- **What to do**: Each line of the data below must be reproduced without any change.

- **Data shown**:
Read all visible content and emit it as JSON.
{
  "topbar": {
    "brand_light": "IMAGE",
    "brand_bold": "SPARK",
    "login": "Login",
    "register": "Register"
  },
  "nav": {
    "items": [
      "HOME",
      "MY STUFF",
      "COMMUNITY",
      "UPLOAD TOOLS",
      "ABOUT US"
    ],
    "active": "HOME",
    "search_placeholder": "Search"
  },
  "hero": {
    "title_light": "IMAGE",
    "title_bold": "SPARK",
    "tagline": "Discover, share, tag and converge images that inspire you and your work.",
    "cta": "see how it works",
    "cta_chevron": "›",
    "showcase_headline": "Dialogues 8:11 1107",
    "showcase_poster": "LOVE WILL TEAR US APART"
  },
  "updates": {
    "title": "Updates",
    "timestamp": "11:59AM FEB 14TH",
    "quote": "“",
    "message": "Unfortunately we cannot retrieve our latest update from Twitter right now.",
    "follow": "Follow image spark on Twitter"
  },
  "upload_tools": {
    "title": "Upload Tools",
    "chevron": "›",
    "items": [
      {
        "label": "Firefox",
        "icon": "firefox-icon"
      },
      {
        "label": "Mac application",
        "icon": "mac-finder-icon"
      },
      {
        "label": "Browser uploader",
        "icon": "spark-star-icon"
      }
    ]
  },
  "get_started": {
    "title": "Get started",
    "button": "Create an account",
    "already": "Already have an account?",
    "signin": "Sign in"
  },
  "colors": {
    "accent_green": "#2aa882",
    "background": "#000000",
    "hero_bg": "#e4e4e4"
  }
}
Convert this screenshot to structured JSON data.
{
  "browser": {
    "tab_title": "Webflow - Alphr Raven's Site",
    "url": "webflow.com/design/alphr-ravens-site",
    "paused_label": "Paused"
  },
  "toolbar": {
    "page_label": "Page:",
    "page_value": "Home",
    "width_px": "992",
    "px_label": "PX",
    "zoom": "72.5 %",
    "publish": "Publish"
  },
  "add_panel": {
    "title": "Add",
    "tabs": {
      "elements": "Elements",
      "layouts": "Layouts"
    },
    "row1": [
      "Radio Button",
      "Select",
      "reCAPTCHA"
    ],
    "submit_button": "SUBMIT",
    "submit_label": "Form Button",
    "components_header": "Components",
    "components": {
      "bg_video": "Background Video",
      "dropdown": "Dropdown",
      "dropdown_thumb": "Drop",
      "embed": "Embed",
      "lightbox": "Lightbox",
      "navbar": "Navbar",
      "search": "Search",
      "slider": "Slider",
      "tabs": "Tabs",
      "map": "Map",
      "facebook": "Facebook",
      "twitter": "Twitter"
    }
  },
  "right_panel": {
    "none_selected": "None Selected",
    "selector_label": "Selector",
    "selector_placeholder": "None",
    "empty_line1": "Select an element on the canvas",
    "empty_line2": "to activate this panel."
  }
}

- **Response below**:
Read all visible content and emit it as JSON.
{
  "topbar": {
    "brand_light": "IMAGE",
    "brand_bold": "SPARK",
    "login": "Login",
    "register": "Register"
  },
  "nav": {
    "items": [
      "HOME",
      "MY STUFF",
      "COMMUNITY",
      "UPLOAD TOOLS",
      "ABOUT US"
    ],
    "active": "HOME",
    "search_placeholder": "Search"
  },
  "hero": {
    "title_light": "IMAGE",
    "title_bold": "SPARK",
    "tagline": "Discover, share, tag and converge images that inspire you and your work.",
    "cta": "see how it works",
    "cta_chevron": "›",
    "showcase_headline": "Dialogues 8:11 1107",
    "showcase_poster": "LOVE WILL TEAR US APART"
  },
  "updates": {
    "title": "Updates",
    "timestamp": "11:59AM FEB 14TH",
    "quote": "“",
    "message": "Unfortunately we cannot retrieve our latest update from Twitter right now.",
    "follow": "Follow image spark on Twitter"
  },
  "upload_tools": {
    "title": "Upload Tools",
    "chevron": "›",
    "items": [
      {
        "label": "Firefox",
        "icon": "firefox-icon"
      },
      {
        "label": "Mac application",
        "icon": "mac-finder-icon"
      },
      {
        "label": "Browser uploader",
        "icon": "spark-star-icon"
      }
    ]
  },
  "get_started": {
    "title": "Get started",
    "button": "Create an account",
    "already": "Already have an account?",
    "signin": "Sign in"
  },
  "colors": {
    "accent_green": "#2aa882",
    "background": "#000000",
    "hero_bg": "#e4e4e4"
  }
}
Convert this screenshot to structured JSON data.
{
  "browser": {
    "tab_title": "Webflow - Alphr Raven's Site",
    "url": "webflow.com/design/alphr-ravens-site",
    "paused_label": "Paused"
  },
  "toolbar": {
    "page_label": "Page:",
    "page_value": "Home",
    "width_px": "992",
    "px_label": "PX",
    "zoom": "72.5 %",
    "publish": "Publish"
  },
  "add_panel": {
    "title": "Add",
    "tabs": {
      "elements": "Elements",
      "layouts": "Layouts"
    },
    "row1": [
      "Radio Button",
      "Select",
      "reCAPTCHA"
    ],
    "submit_button": "SUBMIT",
    "submit_label": "Form Button",
    "components_header": "Components",
    "components": {
      "bg_video": "Background Video",
      "dropdown": "Dropdown",
      "dropdown_thumb": "Drop",
      "embed": "Embed",
      "lightbox": "Lightbox",
      "navbar": "Navbar",
      "search": "Search",
      "slider": "Slider",
      "tabs": "Tabs",
      "map": "Map",
      "facebook": "Facebook",
      "twitter": "Twitter"
    }
  },
  "right_panel": {
    "none_selected": "None Selected",
    "selector_label": "Selector",
    "selector_placeholder": "None",
    "empty_line1": "Select an element on the canvas",
    "empty_line2": "to activate this panel."
  }
}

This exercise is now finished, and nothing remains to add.